CI Peter Taylor continued his collaboration with CI de Gier, AI Rhys Bowden and international collaborator Tony Krzesinski on understanding the dynamics of blockchain structures. The focus of their work in 2021 was on blockchain systems with a fast mining rate compared to their communication rate. Such systems spend far less time in consensus that conventional slow mining blockchains. In fact a better description of their data structures would be a `blocktree’ rather than a blockchain. In exciting developments, the researchers proved that consensus in such a structure, while rare, is still positive recurrent. Furthermore, they conjectured that the lack of consensus in a blocktree will be confined to a region that lies within a bounded distance from the highest leaf in the tree. This means that such a data structure can still function provided we rely on blocks that are at a sufficient depth.

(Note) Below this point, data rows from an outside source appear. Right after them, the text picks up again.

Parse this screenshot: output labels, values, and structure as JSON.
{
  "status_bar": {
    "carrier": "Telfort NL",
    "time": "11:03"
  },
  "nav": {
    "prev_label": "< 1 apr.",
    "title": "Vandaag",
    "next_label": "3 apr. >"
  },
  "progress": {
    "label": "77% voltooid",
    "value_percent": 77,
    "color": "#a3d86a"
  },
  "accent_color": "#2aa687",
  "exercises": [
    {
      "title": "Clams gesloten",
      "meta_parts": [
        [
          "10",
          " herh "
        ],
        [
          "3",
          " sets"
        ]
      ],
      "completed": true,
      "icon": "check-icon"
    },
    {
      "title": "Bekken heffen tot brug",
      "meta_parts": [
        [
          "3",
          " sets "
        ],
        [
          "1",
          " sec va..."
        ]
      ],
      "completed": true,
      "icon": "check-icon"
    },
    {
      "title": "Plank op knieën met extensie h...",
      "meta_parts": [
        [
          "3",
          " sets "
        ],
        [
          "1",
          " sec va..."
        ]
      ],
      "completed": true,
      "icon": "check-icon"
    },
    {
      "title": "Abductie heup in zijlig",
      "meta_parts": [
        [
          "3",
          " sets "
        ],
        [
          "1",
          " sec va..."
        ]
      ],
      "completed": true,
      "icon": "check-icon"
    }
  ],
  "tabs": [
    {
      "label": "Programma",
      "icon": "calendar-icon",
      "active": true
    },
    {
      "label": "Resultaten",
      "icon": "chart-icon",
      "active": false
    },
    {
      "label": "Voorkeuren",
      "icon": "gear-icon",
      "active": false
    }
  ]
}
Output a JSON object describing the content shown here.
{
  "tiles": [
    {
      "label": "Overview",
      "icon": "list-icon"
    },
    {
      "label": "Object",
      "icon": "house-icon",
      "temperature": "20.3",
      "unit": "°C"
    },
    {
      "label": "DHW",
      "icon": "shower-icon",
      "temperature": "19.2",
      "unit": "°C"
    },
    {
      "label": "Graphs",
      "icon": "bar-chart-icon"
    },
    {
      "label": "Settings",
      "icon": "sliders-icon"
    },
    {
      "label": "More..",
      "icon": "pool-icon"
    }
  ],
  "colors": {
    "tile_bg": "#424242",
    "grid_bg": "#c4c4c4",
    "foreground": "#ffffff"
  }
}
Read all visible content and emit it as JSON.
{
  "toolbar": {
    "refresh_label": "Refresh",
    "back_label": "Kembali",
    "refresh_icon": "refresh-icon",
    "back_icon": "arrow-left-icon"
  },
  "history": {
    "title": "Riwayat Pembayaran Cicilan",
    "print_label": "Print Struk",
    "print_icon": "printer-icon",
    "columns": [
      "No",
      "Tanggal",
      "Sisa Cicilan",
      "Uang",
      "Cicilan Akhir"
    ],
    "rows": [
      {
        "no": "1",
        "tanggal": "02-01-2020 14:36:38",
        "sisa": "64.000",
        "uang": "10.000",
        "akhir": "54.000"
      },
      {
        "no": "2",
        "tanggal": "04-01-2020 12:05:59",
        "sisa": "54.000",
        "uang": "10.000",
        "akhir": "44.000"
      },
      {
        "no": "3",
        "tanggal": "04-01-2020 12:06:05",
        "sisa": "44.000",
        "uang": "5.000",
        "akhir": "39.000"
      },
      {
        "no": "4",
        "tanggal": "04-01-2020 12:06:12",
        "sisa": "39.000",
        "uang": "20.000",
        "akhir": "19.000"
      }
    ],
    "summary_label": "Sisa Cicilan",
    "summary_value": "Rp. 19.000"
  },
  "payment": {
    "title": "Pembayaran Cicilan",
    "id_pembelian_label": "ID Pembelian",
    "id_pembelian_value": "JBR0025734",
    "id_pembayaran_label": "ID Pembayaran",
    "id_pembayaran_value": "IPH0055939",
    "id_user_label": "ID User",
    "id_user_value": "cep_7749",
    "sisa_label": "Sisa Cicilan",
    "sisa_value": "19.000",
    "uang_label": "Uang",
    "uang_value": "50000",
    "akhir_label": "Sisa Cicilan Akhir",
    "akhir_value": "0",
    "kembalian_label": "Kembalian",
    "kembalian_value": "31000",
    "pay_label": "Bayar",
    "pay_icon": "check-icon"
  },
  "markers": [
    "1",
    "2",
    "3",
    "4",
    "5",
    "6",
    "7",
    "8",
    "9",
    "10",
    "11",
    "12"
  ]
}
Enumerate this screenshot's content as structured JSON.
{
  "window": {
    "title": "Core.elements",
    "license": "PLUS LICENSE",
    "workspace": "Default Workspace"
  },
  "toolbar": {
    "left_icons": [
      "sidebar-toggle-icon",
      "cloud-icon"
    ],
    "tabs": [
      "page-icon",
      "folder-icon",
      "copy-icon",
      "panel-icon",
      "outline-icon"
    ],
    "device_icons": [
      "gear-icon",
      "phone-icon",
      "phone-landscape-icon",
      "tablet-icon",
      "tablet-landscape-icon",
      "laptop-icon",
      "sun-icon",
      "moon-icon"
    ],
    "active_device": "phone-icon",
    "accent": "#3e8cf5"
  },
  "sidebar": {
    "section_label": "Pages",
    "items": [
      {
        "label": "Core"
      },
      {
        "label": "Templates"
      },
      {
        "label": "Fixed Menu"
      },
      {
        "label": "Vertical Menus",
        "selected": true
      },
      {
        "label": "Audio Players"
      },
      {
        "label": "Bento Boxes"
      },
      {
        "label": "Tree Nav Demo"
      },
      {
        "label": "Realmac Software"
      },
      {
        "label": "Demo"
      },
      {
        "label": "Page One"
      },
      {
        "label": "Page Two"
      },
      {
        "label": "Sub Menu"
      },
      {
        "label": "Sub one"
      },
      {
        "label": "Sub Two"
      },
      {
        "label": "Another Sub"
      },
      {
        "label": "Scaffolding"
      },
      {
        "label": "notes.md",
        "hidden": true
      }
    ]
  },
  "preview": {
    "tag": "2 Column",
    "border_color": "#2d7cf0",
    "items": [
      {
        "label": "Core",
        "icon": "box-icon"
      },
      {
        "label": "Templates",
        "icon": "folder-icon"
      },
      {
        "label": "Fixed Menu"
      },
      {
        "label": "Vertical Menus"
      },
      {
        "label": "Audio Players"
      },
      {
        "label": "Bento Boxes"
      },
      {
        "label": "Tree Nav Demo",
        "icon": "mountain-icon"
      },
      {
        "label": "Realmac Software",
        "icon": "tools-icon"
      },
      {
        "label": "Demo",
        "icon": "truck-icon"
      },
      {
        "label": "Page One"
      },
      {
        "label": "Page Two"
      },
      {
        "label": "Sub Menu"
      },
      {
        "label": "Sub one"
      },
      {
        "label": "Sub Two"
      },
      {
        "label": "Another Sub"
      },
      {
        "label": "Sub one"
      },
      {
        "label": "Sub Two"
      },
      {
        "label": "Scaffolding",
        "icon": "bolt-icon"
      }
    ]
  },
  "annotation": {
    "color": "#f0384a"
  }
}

With PhD student Punya Alahakoon and colleague James McCaw, CI Peter Taylor studied methods for estimating infection parameters in hierarchical Bayesian models for epidemics with replenishment of susceptibles. They reported the results in a paper published in *Epidemics* where the additional went on the estimate the probability of epidemic fadeout in the first trough after the peak of infection.

PhD students Jiesen Wang and ChenChen Xing, AI Mark Fackrell and CI Peter Taylor continued their work on strategic queueing models. In a paper published in *Queueing Systems* they derived Nash equilibrium threshold strategies for customer joining probabilities at a feedback queue and observed that interesting and paradoxical behaviour can occur in which all customers can be worse off when the reward for service is increased and where customers are given the opportunity to renege at the time points where feedback occurs.

PhD student Behrooz Niknami and CI Peter Taylor continued their study of stochastic matching models with `benevolent nodes’, that is customer types that can match other customers but don’t themselves remain in the system if they are not matched. The team extended recent work that demonstrated that such models have product-form invariant measures to this new class. They also pointed out that limit order books have the structure of such a stochastic matching model, albeit with a different queueing discipline, in which customers are matched with the best available match rather than the one that arrive earliest, and explored the ramifications of this observation. Behrooz will submit his thesis early in 2022.

In January 2020 there was a glaring gap in maximum likelihood theory for a major class of statistical models: generalized linear mixed models. By late 2021 ACEMS doctoral candidate, Aishwarya Bhaskaran, had the makings of a thesis which closed this gap.

ACEMS CI Matt Wand, UTS